> WHAT THE EXERCISE ASKS
Each record must be written out again exactly. Skip any picture it contains.

'''

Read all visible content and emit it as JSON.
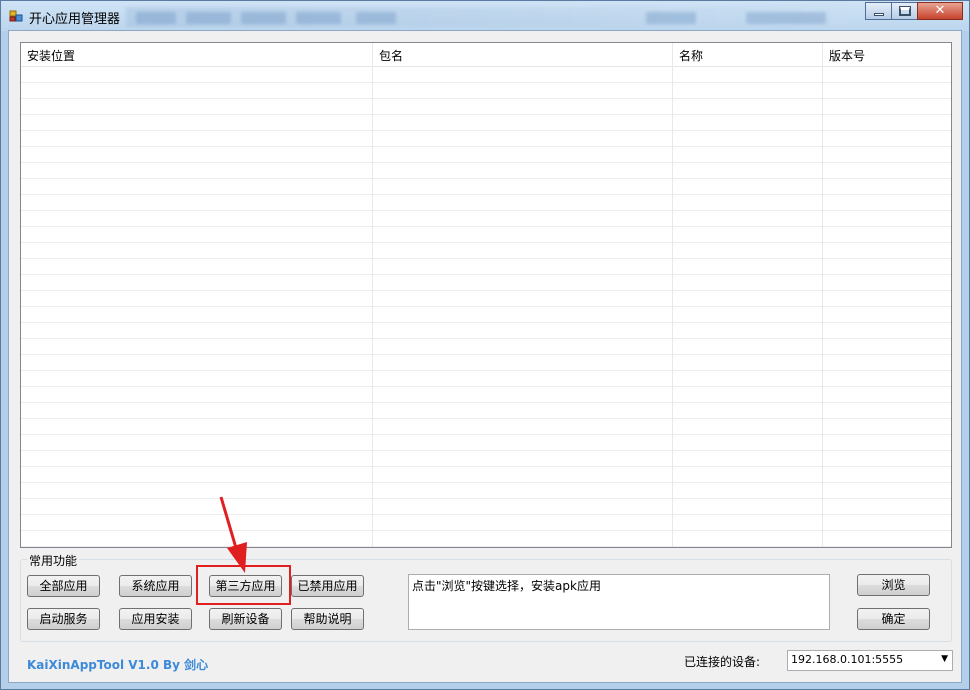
{
  "window": {
    "title": "开心应用管理器",
    "close_glyph": "✕",
    "icon": "app-icon"
  },
  "listview": {
    "columns": [
      "安装位置",
      "包名",
      "名称",
      "版本号"
    ]
  },
  "group": {
    "label": "常用功能",
    "buttons_row1": [
      "全部应用",
      "系统应用",
      "第三方应用",
      "已禁用应用"
    ],
    "buttons_row2": [
      "启动服务",
      "应用安装",
      "刷新设备",
      "帮助说明"
    ]
  },
  "install": {
    "hint_text": "点击\"浏览\"按键选择，安装apk应用",
    "browse_label": "浏览",
    "confirm_label": "确定"
  },
  "footer": {
    "brand": "KaiXinAppTool V1.0 By 剑心",
    "device_label": "已连接的设备:",
    "device_value": "192.168.0.101:5555"
  },
  "colors": {
    "highlight": "#e02020",
    "brand": "#3c8ad8"
  }
}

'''

> EXPECTED ANSWER
Read all visible content and emit it as JSON.
{
  "window": {
    "title": "开心应用管理器",
    "close_glyph": "✕",
    "icon": "app-icon"
  },
  "listview": {
    "columns": [
      "安装位置",
      "包名",
      "名称",
      "版本号"
    ]
  },
  "group": {
    "label": "常用功能",
    "buttons_row1": [
      "全部应用",
      "系统应用",
      "第三方应用",
      "已禁用应用"
    ],
    "buttons_row2": [
      "启动服务",
      "应用安装",
      "刷新设备",
      "帮助说明"
    ]
  },
  "install": {
    "hint_text": "点击\"浏览\"按键选择，安装apk应用",
    "browse_label": "浏览",
    "confirm_label": "确定"
  },
  "footer": {
    "brand": "KaiXinAppTool V1.0 By 剑心",
    "device_label": "已连接的设备:",
    "device_value": "192.168.0.101:5555"
  },
  "colors": {
    "highlight": "#e02020",
    "brand": "#3c8ad8"
  }
}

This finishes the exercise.